*** Begin section ***
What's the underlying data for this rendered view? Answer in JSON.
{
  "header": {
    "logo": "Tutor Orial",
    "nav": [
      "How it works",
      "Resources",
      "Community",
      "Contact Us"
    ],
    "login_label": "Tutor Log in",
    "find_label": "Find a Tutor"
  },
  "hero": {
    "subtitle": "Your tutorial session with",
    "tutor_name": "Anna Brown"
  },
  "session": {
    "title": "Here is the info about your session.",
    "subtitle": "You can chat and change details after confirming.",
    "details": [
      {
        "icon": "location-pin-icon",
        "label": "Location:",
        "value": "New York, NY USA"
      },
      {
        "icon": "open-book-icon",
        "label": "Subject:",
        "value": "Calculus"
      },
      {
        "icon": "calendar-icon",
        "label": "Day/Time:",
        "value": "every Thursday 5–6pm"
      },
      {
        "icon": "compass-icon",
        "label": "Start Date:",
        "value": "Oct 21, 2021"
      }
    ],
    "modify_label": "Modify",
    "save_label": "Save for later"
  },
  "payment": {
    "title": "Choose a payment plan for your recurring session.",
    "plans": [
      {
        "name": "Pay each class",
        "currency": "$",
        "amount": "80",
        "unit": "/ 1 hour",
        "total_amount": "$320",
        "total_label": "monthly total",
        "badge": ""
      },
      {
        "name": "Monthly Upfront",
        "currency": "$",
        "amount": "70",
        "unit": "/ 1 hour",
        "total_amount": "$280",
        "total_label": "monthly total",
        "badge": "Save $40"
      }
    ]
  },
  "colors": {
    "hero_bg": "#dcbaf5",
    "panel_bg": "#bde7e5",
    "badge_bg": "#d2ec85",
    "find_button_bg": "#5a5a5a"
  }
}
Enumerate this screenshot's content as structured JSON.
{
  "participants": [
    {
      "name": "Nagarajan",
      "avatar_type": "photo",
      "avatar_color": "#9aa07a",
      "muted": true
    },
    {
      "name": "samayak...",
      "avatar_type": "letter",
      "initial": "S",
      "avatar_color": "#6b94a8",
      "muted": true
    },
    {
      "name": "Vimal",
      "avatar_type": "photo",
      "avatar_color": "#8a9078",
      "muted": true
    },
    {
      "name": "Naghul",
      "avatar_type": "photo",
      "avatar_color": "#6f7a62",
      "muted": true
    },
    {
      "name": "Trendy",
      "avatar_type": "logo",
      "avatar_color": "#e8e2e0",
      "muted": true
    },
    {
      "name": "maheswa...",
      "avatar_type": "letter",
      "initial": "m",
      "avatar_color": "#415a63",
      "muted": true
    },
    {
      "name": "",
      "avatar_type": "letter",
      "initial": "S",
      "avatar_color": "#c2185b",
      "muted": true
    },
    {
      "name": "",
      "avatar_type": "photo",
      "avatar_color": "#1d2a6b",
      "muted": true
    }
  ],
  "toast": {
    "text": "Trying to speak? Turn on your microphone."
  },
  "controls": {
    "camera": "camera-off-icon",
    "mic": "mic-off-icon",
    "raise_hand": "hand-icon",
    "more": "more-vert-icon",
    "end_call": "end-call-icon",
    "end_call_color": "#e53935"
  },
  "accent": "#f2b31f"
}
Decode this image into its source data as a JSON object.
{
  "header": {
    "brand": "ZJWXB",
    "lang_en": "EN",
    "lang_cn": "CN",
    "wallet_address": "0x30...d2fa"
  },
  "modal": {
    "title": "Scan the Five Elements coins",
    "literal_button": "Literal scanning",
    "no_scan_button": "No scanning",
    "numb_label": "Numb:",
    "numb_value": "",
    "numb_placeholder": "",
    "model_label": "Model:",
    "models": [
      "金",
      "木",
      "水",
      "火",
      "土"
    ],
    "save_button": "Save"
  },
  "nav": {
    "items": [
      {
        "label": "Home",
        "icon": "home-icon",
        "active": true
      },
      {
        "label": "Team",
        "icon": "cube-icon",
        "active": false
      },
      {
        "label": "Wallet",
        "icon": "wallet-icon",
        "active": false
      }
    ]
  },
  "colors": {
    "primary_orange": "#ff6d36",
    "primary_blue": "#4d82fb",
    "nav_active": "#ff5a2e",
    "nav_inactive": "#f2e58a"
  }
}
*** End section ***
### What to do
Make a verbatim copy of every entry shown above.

### Answer section
What's the underlying data for this rendered view? Answer in JSON.
{
  "header": {
    "logo": "Tutor Orial",
    "nav": [
      "How it works",
      "Resources",
      "Community",
      "Contact Us"
    ],
    "login_label": "Tutor Log in",
    "find_label": "Find a Tutor"
  },
  "hero": {
    "subtitle": "Your tutorial session with",
    "tutor_name": "Anna Brown"
  },
  "session": {
    "title": "Here is the info about your session.",
    "subtitle": "You can chat and change details after confirming.",
    "details": [
      {
        "icon": "location-pin-icon",
        "label": "Location:",
        "value": "New York, NY USA"
      },
      {
        "icon": "open-book-icon",
        "label": "Subject:",
        "value": "Calculus"
      },
      {
        "icon": "calendar-icon",
        "label": "Day/Time:",
        "value": "every Thursday 5–6pm"
      },
      {
        "icon": "compass-icon",
        "label": "Start Date:",
        "value": "Oct 21, 2021"
      }
    ],
    "modify_label": "Modify",
    "save_label": "Save for later"
  },
  "payment": {
    "title": "Choose a payment plan for your recurring session.",
    "plans": [
      {
        "name": "Pay each class",
        "currency": "$",
        "amount": "80",
        "unit": "/ 1 hour",
        "total_amount": "$320",
        "total_label": "monthly total",
        "badge": ""
      },
      {
        "name": "Monthly Upfront",
        "currency": "$",
        "amount": "70",
        "unit": "/ 1 hour",
        "total_amount": "$280",
        "total_label": "monthly total",
        "badge": "Save $40"
      }
    ]
  },
  "colors": {
    "hero_bg": "#dcbaf5",
    "panel_bg": "#bde7e5",
    "badge_bg": "#d2ec85",
    "find_button_bg": "#5a5a5a"
  }
}
Enumerate this screenshot's content as structured JSON.
{
  "participants": [
    {
      "name": "Nagarajan",
      "avatar_type": "photo",
      "avatar_color": "#9aa07a",
      "muted": true
    },
    {
      "name": "samayak...",
      "avatar_type": "letter",
      "initial": "S",
      "avatar_color": "#6b94a8",
      "muted": true
    },
    {
      "name": "Vimal",
      "avatar_type": "photo",
      "avatar_color": "#8a9078",
      "muted": true
    },
    {
      "name": "Naghul",
      "avatar_type": "photo",
      "avatar_color": "#6f7a62",
      "muted": true
    },
    {
      "name": "Trendy",
      "avatar_type": "logo",
      "avatar_color": "#e8e2e0",
      "muted": true
    },
    {
      "name": "maheswa...",
      "avatar_type": "letter",
      "initial": "m",
      "avatar_color": "#415a63",
      "muted": true
    },
    {
      "name": "",
      "avatar_type": "letter",
      "initial": "S",
      "avatar_color": "#c2185b",
      "muted": true
    },
    {
      "name": "",
      "avatar_type": "photo",
      "avatar_color": "#1d2a6b",
      "muted": true
    }
  ],
  "toast": {
    "text": "Trying to speak? Turn on your microphone."
  },
  "controls": {
    "camera": "camera-off-icon",
    "mic": "mic-off-icon",
    "raise_hand": "hand-icon",
    "more": "more-vert-icon",
    "end_call": "end-call-icon",
    "end_call_color": "#e53935"
  },
  "accent": "#f2b31f"
}
Decode this image into its source data as a JSON object.
{
  "header": {
    "brand": "ZJWXB",
    "lang_en": "EN",
    "lang_cn": "CN",
    "wallet_address": "0x30...d2fa"
  },
  "modal": {
    "title": "Scan the Five Elements coins",
    "literal_button": "Literal scanning",
    "no_scan_button": "No scanning",
    "numb_label": "Numb:",
    "numb_value": "",
    "numb_placeholder": "",
    "model_label": "Model:",
    "models": [
      "金",
      "木",
      "水",
      "火",
      "土"
    ],
    "save_button": "Save"
  },
  "nav": {
    "items": [
      {
        "label": "Home",
        "icon": "home-icon",
        "active": true
      },
      {
        "label": "Team",
        "icon": "cube-icon",
        "active": false
      },
      {
        "label": "Wallet",
        "icon": "wallet-icon",
        "active": false
      }
    ]
  },
  "colors": {
    "primary_orange": "#ff6d36",
    "primary_blue": "#4d82fb",
    "nav_active": "#ff5a2e",
    "nav_inactive": "#f2e58a"
  }
}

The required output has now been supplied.